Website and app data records
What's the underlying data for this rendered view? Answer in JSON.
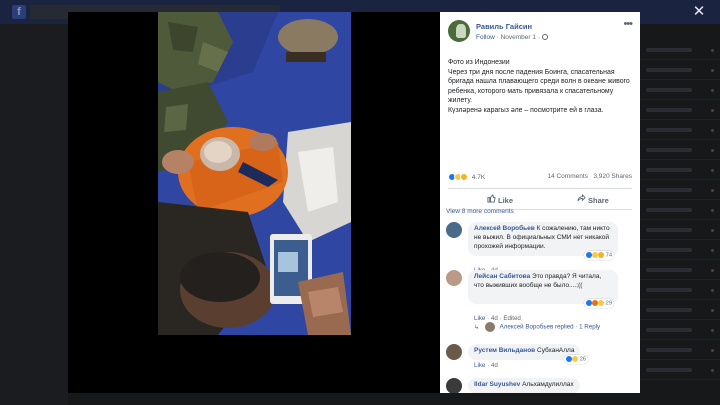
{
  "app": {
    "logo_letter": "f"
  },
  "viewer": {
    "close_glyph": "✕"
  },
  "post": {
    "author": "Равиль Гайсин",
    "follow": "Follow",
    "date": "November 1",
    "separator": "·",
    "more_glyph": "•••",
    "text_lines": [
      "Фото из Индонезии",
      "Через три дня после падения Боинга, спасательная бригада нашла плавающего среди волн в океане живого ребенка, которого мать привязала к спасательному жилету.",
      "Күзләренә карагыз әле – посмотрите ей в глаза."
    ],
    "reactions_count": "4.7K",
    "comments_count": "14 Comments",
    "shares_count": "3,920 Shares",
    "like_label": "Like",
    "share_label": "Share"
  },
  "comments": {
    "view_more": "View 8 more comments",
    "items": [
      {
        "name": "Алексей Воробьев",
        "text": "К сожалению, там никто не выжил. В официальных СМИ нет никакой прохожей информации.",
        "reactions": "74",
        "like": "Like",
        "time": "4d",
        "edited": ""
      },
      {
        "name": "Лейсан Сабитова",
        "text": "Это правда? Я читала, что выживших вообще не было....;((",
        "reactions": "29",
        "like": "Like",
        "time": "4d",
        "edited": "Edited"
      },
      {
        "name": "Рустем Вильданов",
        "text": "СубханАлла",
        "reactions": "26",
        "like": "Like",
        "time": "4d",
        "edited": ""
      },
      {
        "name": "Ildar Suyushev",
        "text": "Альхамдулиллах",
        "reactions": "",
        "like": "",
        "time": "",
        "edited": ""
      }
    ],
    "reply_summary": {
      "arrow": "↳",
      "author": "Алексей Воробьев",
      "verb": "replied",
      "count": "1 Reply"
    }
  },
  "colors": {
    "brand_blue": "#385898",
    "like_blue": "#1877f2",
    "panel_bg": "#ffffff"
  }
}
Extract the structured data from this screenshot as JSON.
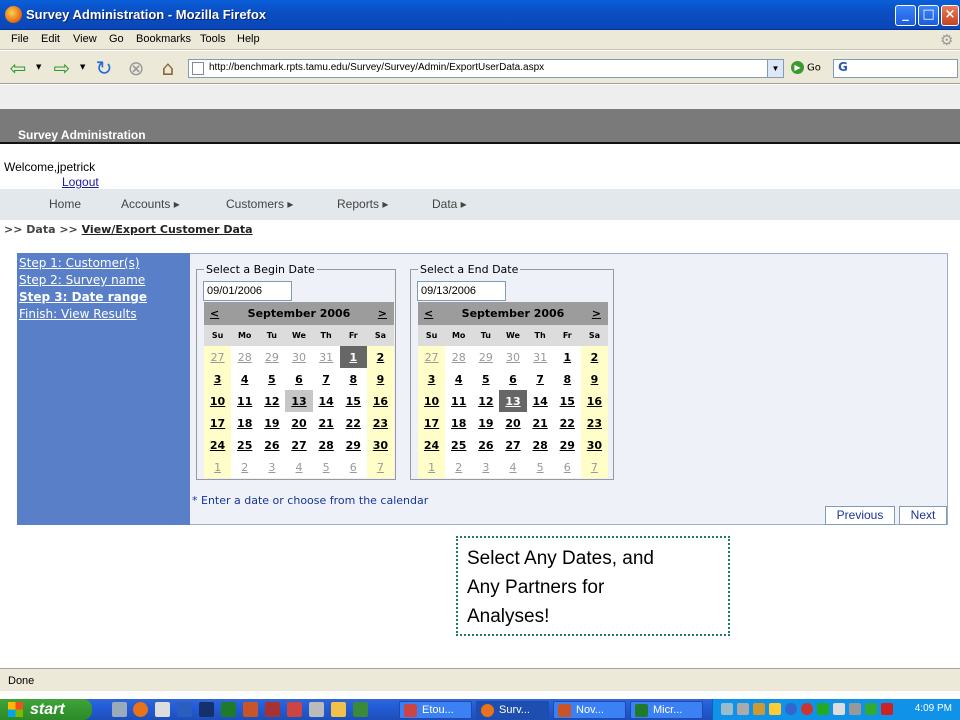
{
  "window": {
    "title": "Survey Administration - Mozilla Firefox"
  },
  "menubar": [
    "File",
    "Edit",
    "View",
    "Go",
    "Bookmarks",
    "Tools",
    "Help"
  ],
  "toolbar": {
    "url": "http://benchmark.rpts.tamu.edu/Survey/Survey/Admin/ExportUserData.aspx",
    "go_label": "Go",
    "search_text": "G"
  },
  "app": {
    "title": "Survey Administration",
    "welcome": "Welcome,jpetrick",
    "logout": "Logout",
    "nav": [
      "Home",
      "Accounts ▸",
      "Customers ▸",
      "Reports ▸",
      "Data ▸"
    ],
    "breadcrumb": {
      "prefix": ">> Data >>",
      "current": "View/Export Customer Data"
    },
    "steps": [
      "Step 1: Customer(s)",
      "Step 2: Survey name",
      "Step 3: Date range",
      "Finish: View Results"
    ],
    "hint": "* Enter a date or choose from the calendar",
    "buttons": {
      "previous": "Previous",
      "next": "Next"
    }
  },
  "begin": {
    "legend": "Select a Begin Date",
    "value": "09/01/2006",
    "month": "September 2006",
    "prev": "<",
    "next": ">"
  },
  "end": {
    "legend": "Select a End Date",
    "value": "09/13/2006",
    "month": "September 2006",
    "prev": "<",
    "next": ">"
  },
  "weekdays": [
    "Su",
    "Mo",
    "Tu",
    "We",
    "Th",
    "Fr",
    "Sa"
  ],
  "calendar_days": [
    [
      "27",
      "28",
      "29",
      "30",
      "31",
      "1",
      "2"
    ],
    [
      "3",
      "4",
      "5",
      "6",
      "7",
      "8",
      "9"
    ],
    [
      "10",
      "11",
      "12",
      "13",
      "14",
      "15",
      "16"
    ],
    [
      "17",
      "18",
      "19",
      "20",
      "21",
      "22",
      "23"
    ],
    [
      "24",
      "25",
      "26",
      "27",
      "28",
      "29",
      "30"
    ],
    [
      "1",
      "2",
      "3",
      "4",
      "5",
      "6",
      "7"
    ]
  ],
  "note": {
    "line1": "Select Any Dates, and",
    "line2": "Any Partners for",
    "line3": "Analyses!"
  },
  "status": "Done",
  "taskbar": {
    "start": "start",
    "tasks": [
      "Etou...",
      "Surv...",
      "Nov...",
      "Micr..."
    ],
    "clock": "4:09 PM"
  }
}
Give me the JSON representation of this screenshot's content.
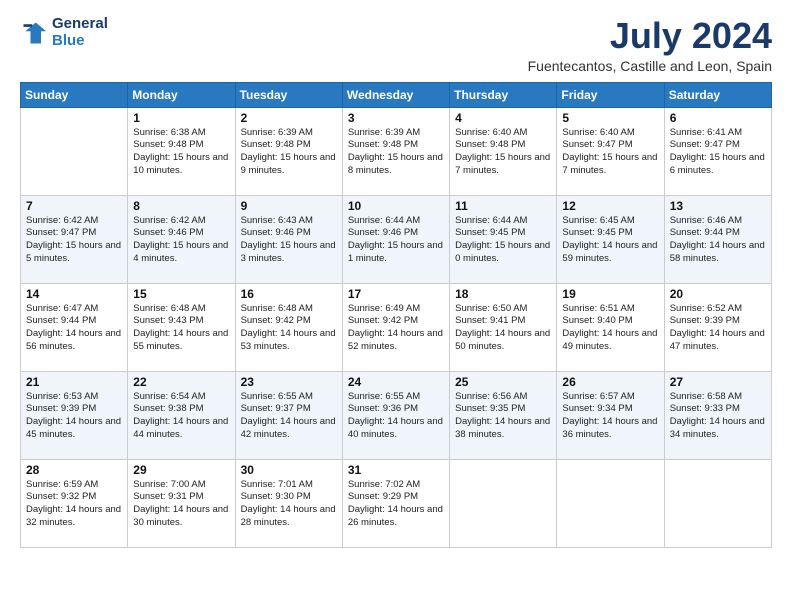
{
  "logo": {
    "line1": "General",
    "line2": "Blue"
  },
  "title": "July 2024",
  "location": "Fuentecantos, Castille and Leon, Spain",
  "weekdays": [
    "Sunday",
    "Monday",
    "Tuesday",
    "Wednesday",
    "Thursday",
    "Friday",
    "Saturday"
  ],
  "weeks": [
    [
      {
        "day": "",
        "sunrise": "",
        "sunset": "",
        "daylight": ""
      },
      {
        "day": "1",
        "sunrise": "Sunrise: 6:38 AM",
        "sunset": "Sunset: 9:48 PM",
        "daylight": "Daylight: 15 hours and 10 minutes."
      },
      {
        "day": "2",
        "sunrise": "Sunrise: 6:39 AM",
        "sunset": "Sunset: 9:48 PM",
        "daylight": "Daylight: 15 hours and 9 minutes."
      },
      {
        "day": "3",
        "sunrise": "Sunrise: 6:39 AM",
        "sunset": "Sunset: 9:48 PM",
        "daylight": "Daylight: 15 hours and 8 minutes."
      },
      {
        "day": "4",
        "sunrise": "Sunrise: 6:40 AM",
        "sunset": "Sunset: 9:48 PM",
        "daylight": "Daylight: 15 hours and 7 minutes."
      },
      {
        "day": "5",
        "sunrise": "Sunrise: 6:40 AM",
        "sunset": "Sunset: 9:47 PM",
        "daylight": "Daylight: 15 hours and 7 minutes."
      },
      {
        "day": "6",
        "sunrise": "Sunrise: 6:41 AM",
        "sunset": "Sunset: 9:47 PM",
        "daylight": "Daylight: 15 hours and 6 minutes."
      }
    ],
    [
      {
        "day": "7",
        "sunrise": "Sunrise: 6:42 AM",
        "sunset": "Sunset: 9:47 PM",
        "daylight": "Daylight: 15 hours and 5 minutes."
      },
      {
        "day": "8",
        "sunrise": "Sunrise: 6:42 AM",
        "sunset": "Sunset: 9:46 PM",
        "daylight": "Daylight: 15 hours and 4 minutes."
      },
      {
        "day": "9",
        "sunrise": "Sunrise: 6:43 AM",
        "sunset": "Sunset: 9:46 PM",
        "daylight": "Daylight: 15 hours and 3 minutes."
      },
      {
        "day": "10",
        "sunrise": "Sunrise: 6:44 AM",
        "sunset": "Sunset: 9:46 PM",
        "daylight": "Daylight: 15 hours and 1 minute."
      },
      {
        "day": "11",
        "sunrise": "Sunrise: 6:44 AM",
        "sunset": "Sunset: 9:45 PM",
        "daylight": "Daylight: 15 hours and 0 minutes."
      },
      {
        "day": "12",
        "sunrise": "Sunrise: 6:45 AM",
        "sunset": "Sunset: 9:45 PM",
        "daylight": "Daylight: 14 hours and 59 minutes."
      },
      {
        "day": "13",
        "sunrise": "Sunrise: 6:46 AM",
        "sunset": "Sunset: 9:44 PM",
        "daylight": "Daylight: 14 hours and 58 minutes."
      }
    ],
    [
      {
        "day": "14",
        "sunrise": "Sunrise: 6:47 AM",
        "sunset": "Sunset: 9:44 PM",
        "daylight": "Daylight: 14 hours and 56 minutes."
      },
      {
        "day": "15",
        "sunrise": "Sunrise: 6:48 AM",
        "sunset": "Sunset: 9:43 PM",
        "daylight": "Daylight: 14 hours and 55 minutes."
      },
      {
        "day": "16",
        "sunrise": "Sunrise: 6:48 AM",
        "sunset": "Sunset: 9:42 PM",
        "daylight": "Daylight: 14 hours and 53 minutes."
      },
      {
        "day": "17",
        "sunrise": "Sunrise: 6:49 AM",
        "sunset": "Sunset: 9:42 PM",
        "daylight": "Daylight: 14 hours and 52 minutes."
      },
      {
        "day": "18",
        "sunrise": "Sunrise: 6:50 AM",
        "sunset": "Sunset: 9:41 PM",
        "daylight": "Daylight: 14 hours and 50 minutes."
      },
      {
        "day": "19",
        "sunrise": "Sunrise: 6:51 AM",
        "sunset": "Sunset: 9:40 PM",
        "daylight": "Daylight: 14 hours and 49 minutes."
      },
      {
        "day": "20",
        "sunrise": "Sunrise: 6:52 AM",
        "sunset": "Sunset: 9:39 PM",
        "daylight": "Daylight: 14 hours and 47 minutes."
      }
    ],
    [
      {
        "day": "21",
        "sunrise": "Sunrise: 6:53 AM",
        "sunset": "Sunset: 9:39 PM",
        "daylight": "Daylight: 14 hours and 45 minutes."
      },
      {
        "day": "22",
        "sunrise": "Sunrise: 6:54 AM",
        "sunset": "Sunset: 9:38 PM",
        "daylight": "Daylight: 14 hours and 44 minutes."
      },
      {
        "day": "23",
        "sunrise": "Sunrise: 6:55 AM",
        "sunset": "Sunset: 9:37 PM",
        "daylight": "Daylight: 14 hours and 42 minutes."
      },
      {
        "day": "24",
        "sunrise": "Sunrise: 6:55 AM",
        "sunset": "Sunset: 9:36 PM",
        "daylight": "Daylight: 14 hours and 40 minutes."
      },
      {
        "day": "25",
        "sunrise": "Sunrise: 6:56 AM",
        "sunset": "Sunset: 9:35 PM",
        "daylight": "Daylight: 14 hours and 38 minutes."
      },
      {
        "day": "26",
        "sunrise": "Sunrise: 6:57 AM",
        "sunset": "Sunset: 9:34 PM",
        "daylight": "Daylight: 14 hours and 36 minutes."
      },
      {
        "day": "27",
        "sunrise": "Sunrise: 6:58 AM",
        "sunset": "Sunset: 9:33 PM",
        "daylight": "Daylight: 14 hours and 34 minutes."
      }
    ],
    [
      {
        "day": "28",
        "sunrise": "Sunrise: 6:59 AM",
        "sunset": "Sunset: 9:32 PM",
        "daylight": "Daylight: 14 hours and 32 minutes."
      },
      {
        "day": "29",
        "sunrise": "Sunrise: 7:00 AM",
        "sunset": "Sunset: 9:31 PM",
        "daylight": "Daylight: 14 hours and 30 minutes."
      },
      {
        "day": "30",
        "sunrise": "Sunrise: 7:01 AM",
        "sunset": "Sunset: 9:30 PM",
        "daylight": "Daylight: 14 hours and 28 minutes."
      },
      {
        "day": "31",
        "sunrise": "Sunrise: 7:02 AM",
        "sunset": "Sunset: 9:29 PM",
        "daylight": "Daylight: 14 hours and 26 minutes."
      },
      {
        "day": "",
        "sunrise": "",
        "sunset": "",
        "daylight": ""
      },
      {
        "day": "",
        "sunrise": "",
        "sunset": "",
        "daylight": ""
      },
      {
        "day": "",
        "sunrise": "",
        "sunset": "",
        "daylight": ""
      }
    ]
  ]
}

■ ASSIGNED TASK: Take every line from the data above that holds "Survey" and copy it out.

■ EXERCISE OUTPUT:
    "title": "Survey Administration - Mozilla Firefox"
    "url": "http://benchmark.rpts.tamu.edu/Survey/Survey/Admin/ExportUserData.aspx",
    "title": "Survey Administration",
      "Step 2: Survey name",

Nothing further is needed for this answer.